Items listed in a dataset:
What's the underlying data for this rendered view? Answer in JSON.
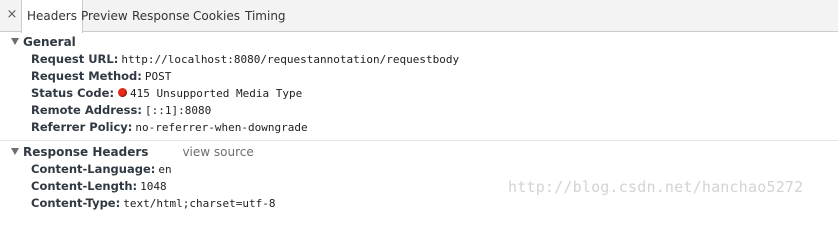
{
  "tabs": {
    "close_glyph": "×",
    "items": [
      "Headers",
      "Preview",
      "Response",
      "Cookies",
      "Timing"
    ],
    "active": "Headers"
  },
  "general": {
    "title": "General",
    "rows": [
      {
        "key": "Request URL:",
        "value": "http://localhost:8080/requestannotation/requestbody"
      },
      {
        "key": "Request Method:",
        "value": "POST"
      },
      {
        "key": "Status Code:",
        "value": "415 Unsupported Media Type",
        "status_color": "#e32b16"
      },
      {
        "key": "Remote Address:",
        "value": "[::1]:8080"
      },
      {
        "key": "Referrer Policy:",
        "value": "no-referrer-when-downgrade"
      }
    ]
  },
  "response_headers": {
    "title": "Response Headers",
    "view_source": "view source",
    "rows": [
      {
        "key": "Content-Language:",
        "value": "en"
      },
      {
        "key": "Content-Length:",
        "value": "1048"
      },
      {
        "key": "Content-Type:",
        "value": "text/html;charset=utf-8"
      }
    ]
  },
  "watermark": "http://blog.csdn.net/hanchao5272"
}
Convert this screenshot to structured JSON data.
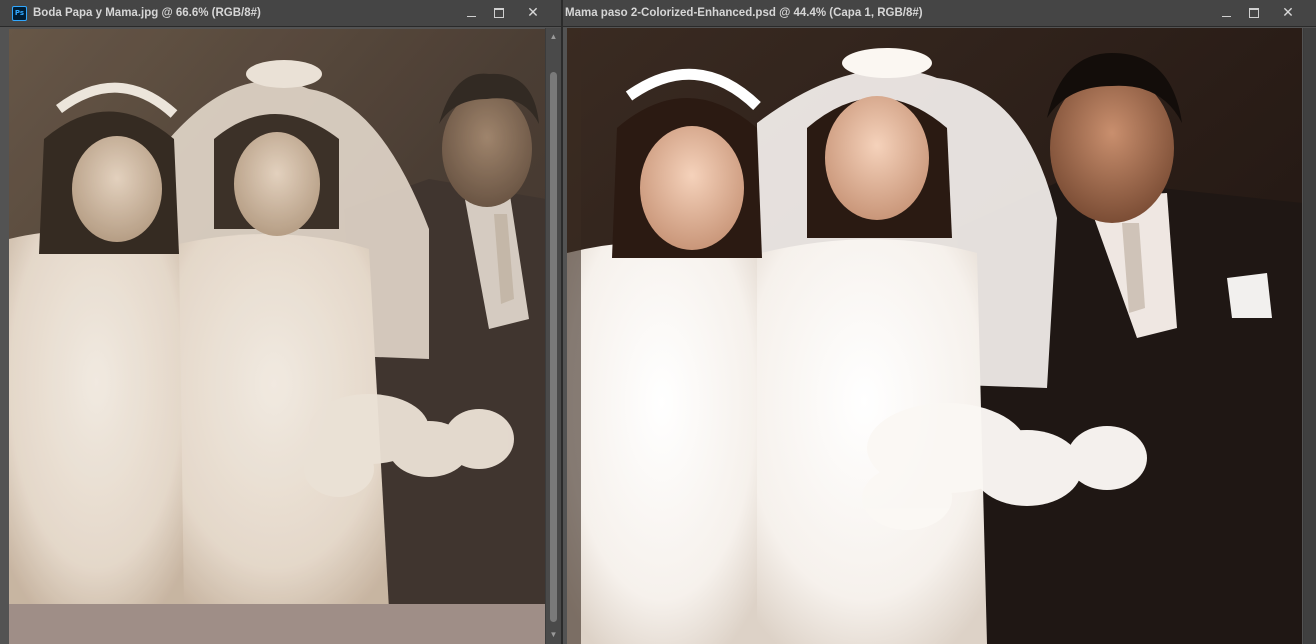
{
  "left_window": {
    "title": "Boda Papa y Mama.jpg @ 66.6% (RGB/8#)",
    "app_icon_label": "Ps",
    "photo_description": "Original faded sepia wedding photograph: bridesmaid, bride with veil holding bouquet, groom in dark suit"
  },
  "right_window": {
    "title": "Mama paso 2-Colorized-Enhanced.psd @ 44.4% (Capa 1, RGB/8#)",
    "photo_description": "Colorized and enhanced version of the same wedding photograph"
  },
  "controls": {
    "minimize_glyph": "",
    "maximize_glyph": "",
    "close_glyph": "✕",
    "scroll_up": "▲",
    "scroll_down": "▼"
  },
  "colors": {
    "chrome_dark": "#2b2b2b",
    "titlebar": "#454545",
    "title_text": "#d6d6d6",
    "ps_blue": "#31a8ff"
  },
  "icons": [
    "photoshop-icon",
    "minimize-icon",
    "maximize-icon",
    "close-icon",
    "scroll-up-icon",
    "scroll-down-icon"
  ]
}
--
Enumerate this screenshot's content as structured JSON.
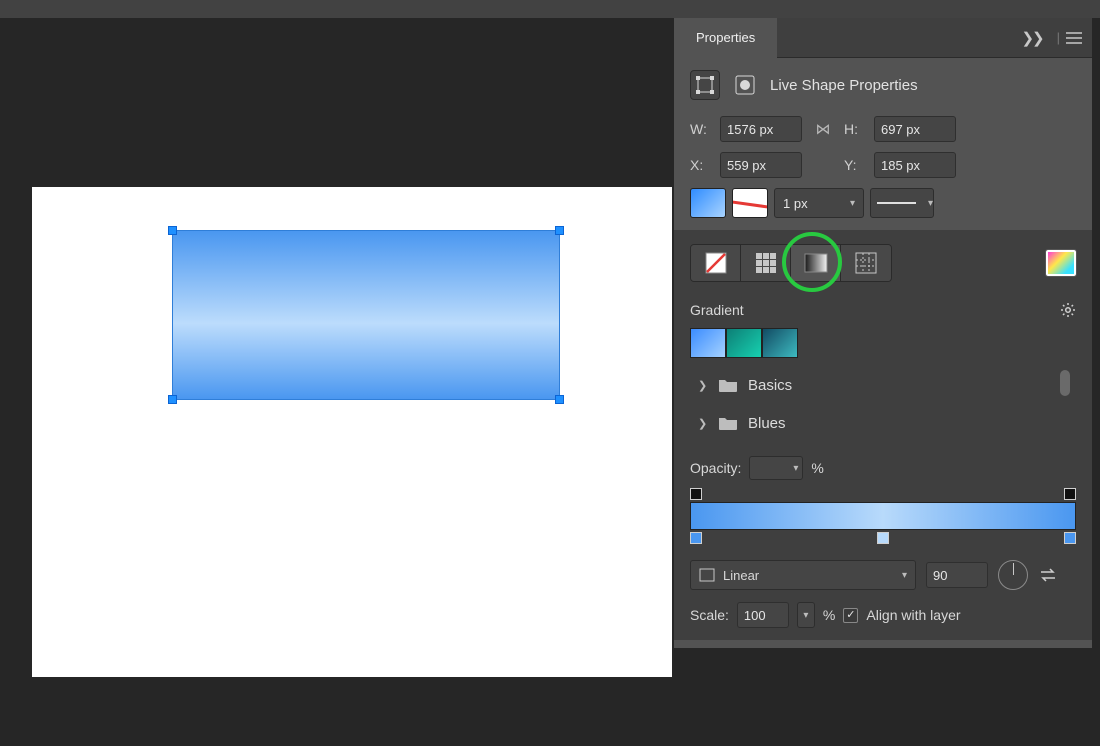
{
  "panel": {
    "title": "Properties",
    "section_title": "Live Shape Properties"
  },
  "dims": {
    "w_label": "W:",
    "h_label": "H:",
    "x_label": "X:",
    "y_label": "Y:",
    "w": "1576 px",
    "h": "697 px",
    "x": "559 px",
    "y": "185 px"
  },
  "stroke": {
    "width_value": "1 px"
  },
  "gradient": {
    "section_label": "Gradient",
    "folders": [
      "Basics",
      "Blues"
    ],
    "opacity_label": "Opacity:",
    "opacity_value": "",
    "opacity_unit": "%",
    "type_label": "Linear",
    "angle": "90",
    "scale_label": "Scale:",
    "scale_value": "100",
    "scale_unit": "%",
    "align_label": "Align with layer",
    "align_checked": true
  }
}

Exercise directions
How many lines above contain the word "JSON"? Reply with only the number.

Answer to this task
3